*Your task*. The task calls for the count of lines containing "Enviar" in these records, given as a number with no other words.

[Web page and app entries]
• • • •

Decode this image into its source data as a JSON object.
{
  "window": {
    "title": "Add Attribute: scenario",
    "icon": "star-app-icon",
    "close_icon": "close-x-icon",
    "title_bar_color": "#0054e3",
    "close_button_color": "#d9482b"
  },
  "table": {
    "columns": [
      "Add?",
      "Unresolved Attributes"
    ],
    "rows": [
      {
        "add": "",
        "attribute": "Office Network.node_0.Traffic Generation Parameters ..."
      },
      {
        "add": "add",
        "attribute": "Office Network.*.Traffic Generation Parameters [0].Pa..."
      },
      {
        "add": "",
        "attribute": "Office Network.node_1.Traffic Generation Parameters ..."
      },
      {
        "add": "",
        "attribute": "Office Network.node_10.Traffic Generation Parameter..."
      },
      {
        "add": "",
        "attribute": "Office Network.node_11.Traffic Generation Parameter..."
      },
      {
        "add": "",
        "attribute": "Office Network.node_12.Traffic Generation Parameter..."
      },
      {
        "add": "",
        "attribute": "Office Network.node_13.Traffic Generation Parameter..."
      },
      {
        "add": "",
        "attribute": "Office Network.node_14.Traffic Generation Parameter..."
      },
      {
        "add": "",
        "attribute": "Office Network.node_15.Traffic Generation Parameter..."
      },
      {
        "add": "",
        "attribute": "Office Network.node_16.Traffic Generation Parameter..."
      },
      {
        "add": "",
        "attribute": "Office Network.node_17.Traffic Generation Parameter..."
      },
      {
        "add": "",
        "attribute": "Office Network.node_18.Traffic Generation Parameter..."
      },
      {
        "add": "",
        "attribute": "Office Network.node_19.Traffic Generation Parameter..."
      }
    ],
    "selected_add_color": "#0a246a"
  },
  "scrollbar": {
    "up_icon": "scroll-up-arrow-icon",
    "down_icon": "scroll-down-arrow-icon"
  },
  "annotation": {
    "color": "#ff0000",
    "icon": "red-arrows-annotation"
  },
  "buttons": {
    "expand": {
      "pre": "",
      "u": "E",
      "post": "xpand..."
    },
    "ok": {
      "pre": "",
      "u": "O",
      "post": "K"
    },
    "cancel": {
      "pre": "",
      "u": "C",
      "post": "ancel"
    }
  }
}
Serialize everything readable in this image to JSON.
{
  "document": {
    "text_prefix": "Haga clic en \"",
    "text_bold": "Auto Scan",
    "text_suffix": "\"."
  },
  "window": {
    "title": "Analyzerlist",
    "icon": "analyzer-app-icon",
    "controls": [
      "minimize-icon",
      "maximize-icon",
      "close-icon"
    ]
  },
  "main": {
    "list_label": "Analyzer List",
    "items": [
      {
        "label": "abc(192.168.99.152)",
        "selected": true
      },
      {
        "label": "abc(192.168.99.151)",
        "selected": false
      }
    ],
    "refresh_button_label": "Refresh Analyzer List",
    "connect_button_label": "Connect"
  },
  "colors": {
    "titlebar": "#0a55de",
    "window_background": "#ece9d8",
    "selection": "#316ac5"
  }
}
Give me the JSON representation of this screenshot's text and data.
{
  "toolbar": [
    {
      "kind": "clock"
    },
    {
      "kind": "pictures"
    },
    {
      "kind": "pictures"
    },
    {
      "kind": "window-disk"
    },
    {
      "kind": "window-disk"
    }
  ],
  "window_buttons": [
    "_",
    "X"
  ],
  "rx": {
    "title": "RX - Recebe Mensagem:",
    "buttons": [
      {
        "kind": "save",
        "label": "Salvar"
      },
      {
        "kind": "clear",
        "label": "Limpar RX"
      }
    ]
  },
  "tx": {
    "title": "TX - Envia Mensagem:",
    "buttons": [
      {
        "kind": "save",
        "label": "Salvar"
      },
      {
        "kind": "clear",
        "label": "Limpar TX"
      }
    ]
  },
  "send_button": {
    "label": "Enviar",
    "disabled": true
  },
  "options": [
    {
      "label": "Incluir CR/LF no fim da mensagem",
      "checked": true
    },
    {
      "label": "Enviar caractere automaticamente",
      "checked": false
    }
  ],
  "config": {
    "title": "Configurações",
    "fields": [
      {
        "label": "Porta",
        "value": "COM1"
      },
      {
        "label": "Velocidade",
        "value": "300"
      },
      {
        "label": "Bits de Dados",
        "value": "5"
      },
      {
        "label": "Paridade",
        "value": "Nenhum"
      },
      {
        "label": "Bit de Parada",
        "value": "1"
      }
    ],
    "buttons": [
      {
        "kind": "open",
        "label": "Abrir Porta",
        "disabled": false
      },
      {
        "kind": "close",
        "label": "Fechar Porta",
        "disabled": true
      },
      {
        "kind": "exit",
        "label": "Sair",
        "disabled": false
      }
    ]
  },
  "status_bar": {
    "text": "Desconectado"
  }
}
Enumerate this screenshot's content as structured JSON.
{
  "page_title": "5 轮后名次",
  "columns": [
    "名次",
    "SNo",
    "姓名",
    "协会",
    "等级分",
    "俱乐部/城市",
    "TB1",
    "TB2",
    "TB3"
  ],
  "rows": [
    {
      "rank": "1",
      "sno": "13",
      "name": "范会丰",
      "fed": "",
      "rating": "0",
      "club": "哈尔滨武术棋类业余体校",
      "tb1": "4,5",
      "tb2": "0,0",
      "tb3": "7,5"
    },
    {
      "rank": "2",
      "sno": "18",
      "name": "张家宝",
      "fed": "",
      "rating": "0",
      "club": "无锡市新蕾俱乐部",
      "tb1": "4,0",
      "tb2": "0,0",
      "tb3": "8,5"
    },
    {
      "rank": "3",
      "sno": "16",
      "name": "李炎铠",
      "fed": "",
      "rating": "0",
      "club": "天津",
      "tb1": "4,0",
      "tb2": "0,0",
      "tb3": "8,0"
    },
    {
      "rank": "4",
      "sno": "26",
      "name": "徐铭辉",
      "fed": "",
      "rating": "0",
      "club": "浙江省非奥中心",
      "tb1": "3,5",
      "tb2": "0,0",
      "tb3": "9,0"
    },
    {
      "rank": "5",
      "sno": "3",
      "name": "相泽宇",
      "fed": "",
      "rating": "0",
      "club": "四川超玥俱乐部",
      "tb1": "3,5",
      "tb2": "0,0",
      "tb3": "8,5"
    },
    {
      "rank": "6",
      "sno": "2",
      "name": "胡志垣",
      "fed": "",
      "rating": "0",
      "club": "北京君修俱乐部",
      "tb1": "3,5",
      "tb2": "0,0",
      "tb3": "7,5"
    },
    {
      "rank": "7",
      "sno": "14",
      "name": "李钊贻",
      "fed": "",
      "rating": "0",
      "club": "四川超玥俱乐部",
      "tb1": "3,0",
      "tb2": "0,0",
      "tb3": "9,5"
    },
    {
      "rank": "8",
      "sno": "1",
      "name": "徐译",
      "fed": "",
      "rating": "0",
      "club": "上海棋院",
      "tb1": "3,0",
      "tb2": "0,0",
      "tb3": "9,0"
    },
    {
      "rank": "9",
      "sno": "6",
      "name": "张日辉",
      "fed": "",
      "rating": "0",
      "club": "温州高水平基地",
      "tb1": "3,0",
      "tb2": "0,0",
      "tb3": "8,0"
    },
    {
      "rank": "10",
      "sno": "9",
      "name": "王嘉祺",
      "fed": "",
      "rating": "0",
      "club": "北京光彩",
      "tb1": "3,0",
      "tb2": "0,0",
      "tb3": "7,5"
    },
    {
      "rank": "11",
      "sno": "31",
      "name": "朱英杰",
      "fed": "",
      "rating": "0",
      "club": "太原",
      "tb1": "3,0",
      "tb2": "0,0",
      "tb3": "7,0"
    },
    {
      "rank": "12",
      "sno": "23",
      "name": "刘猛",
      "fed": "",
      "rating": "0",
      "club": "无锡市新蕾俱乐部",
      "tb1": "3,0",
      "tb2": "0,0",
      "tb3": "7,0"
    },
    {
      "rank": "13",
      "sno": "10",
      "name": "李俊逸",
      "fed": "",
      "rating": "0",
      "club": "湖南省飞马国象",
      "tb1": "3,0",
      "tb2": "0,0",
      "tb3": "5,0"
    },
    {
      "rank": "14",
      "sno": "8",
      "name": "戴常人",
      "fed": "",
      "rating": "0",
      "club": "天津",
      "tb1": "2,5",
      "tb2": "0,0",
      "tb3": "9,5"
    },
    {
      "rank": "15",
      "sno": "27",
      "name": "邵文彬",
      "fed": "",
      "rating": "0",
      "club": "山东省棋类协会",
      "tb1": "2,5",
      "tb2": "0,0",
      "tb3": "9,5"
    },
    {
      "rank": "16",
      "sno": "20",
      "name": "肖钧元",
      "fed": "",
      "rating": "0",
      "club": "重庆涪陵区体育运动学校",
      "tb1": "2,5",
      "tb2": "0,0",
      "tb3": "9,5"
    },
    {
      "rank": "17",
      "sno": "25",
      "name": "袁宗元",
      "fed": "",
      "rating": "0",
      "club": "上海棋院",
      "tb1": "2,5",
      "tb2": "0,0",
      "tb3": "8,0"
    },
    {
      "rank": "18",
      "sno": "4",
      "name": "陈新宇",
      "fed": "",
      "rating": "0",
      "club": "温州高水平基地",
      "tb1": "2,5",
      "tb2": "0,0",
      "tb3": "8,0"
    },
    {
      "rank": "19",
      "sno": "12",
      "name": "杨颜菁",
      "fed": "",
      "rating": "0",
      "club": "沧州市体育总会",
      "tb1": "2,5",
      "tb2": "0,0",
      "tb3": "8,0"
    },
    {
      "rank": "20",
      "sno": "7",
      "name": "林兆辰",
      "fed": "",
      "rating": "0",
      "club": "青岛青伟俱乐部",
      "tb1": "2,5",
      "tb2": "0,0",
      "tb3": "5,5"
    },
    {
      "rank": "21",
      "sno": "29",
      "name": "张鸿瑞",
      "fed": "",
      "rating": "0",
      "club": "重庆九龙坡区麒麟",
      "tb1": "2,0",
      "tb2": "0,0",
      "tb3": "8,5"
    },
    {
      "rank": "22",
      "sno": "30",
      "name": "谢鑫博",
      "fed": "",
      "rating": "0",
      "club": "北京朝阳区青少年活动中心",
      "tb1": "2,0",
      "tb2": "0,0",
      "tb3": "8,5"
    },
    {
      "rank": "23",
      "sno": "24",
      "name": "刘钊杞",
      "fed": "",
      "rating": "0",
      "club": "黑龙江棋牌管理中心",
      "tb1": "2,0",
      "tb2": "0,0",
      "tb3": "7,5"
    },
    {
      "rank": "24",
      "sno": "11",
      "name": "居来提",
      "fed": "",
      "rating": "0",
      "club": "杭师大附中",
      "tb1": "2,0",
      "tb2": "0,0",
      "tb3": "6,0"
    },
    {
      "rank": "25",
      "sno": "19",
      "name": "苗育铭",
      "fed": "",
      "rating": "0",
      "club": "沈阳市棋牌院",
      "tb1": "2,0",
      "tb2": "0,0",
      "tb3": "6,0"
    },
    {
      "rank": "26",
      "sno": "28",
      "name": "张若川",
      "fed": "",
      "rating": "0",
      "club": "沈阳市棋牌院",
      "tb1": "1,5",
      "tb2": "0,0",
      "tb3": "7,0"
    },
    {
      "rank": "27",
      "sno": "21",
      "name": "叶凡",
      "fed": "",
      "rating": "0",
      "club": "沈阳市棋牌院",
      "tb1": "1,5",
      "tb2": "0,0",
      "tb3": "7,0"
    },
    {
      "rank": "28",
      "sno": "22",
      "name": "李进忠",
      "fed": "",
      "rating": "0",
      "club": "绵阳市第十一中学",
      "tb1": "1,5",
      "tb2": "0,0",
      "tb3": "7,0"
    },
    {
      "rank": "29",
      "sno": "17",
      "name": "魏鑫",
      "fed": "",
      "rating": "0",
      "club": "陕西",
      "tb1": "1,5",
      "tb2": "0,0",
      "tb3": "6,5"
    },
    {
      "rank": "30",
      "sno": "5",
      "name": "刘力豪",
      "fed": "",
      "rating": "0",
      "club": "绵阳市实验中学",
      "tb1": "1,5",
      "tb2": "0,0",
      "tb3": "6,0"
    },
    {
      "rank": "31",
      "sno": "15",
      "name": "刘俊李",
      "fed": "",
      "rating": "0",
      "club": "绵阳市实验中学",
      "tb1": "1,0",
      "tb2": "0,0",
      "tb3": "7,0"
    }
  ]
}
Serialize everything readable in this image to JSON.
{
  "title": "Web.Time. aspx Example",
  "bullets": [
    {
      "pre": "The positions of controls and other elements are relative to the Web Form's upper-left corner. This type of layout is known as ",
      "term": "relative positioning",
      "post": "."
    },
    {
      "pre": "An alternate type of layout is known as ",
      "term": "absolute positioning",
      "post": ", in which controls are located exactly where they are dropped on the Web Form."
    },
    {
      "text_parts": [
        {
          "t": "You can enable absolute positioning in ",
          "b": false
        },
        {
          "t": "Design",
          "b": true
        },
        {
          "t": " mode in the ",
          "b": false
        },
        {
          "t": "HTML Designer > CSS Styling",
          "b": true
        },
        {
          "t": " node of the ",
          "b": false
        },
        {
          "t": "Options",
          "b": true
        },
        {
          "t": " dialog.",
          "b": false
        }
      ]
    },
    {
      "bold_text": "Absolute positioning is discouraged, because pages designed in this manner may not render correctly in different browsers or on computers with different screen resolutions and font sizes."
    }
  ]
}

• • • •

*Written answer*. 2